Items from a data source:
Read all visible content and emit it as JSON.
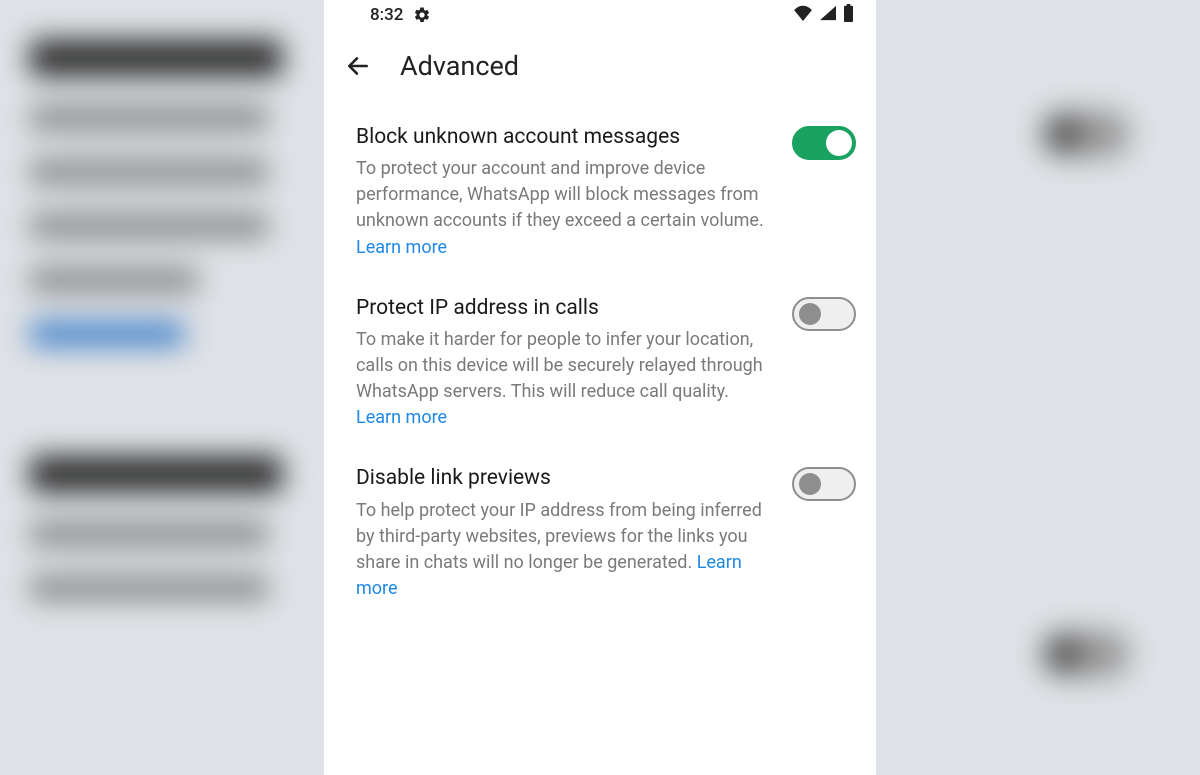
{
  "status": {
    "time": "8:32"
  },
  "appbar": {
    "title": "Advanced"
  },
  "settings": [
    {
      "title": "Block unknown account messages",
      "desc": "To protect your account and improve device performance, WhatsApp will block messages from unknown accounts if they exceed a certain volume.",
      "learn": "Learn more",
      "on": true
    },
    {
      "title": "Protect IP address in calls",
      "desc": "To make it harder for people to infer your location, calls on this device will be securely relayed through WhatsApp servers. This will reduce call quality.",
      "learn": "Learn more",
      "on": false
    },
    {
      "title": "Disable link previews",
      "desc": "To help protect your IP address from being inferred by third-party websites, previews for the links you share in chats will no longer be generated.",
      "learn": "Learn more",
      "on": false
    }
  ],
  "colors": {
    "accent_green": "#1aa260",
    "link_blue": "#1e88e5",
    "text_primary": "#1a1a1a",
    "text_secondary": "#7a7a7a"
  }
}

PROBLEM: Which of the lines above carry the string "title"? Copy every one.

SOLUTION TO THIS TASK:
    "title": "Advanced"
      "title": "Block unknown account messages",
      "title": "Protect IP address in calls",
      "title": "Disable link previews",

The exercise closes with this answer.